Sparks fly over unified fire study
City officials in Pinellas get riled over a new study authorized by the county to explore efficiencies in fire services.
By MICHAEL SANDLER, Times Staff Writer
Published April 8, 2005


CLEARWATER - A study authorized by Pinellas County commissioners this week has city officials poised for another round of debates over whether the county should consolidate local fire service.

The highly contested topic surfaced for the second time in recent months when a special board reviewing the Pinellas charter asked county commissioners to let it study a series of government services with the hope of finding efficiencies.

Five county commissioners agreed on Tuesday to pay MGT of America Inc. up to $147,940 for an update of a study first prepared by the Tallahassee firm in 1992. It was updated in 1998 and 2002.

City officials and firefighters have called the consultant's previous three studies flawed and question the discussion being raised by the county-appointed board.

County commissioners and members of the charter review board say they are just looking for opportunities to save taxpayers money and provide better service.

The proposed consulting agreement has the firm reviewing six major areas of government services: fire, police, building/planning/zoning, code enforcement, water and sewer, and library services.

"This is not about a big consolidation," said Commissioner Susan Latvala, who serves on the county's charter review commission. "Nobody is talking about that.
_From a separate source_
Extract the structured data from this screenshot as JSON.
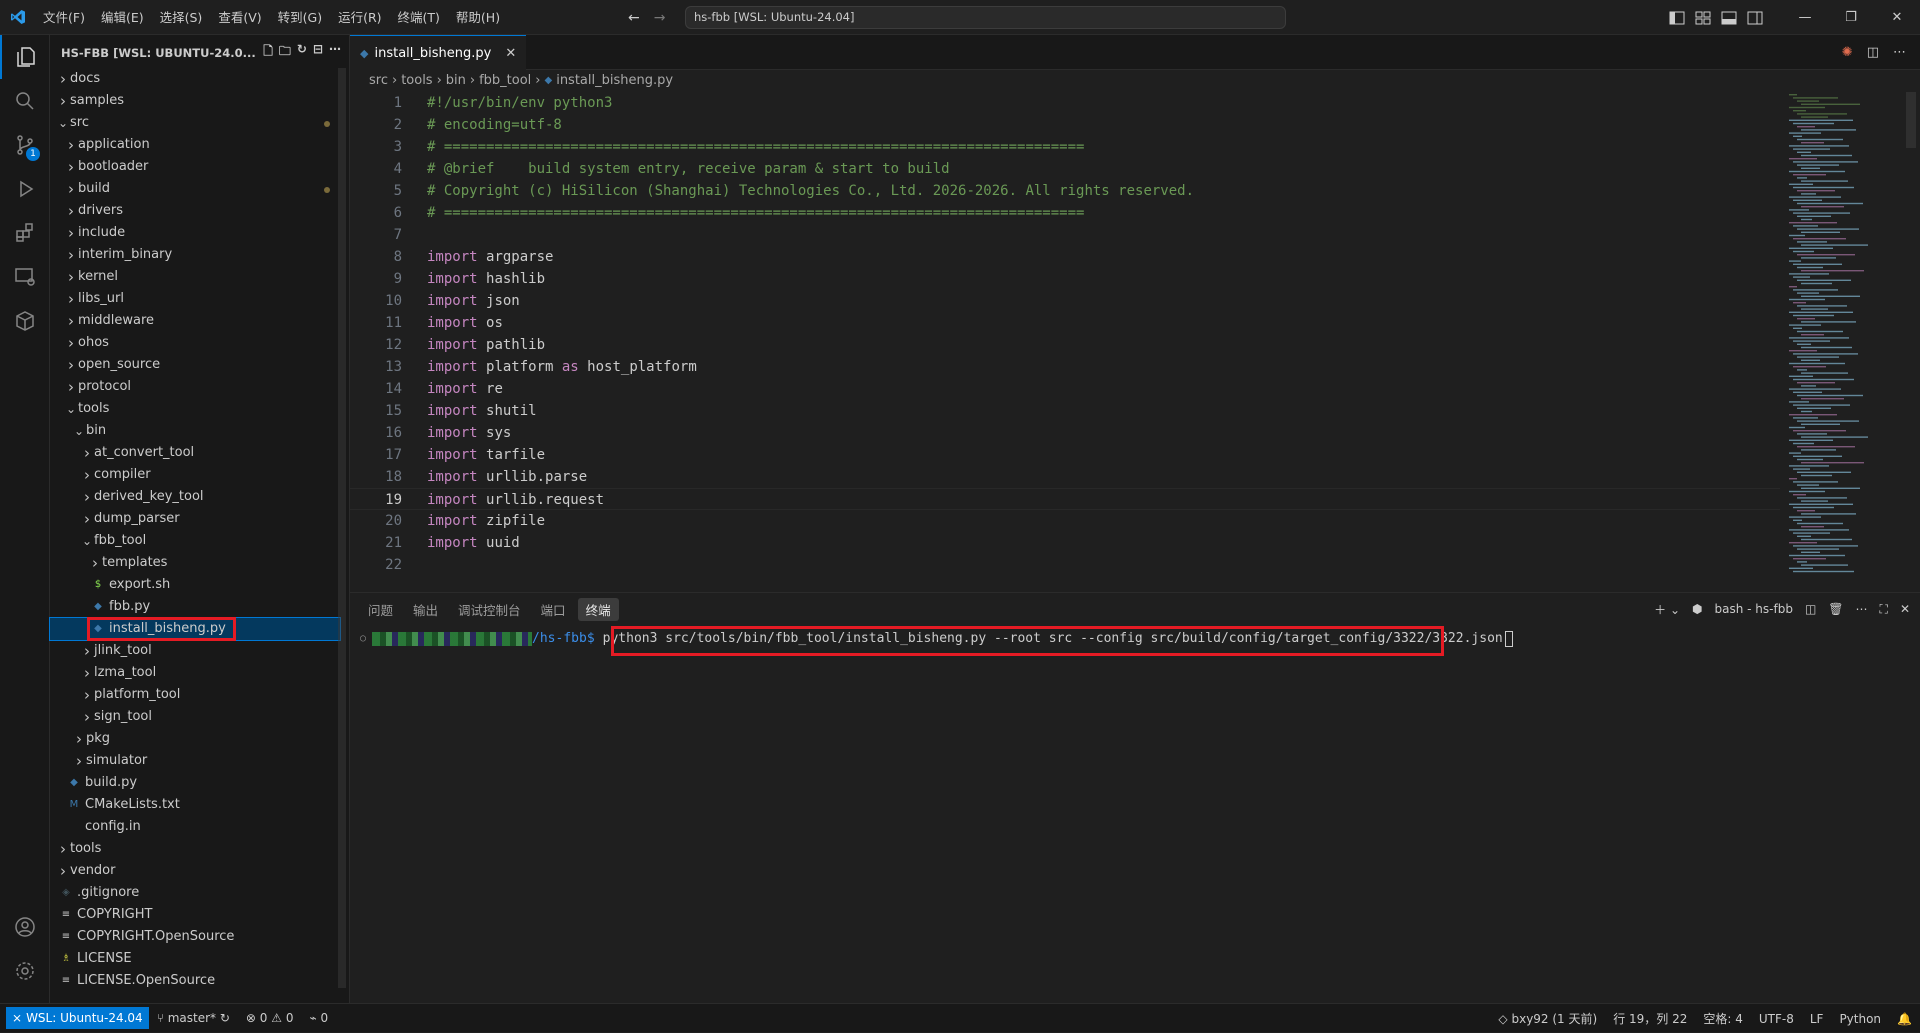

It's about delivery of services in a more economical and efficient way."

The Pinellas County Fire Chiefs Association and Pinellas County Council of Firefighters issued a joint letter condemning the consultant's studies as having "inaccuracies and unreliable information."

"Most of the fire chiefs were not contacted" by the consultant, said South Pasadena fire Chief Bill Naylor, president of the Pinellas County Fire Chiefs Association. "It was strictly a cost-cutting measure."

City and county officials have a history of debating the benefits and consequences of having one fire district. The county has said it is inevitable and would be more efficient. The larger cities disagree.

Most recently, the issue surfaced in November when the county attorney sent state Rep. Frank Farkas draft legislation seeking to change the county charter by eliminating all city fire departments and special fire control districts beginning in 2007.

When city managers received word last week that the charter review commission was raising the issue again, they grilled County Administrator Steve Spratt at a monthly meeting of local administrators.

Spratt told them he wasn't pushing the study. It was coming from the charter review committee. He suggested they respond, so they are part of the process.

Largo City Manager Steven Stanton questions the membership of the charter board, which was appointed by county commissioners. He had hoped they might have added a city manager to the committee. They did not.

"When the cities wanted to become a part of the discussion early on, Susan Latvala made a big issue that this is the county charter, and it has nothing to do with the cities," Stanton said. "The cities are very much related to the discussion. I don't think we were afforded the opportunity for an equal seat at the table."

Clearwater City Manager Bill Horne doubts the cities would agree to abandon the current system of fire service.

"I don't think we should be afraid of a study," said Horne. "I think part of the concern was: Should we spend $148,000 on a study that was handled the way it was a few years ago?"

County Commissioner Bob Stewart and Chairman John Morroni objected to the study. Stewart made a point that he could not support it because of the cost, which nearly equaled the charter review commission's entire budget of $150,000.

Latvala said the charter group, which needed County Commission approval for the expenditure, plans to talk more about the contract on April 18, prior to engaging the consultant.

Latvala said the board's intention is not to have one fire department.

"I can't imagine that happening," Latvala said. "It's a huge undertaking. But finding ways for everyone to have the same level of service and pay the same fee for it would be a brilliant thing to accomplish."

[Last modified April 8, 2005, 00:33:18]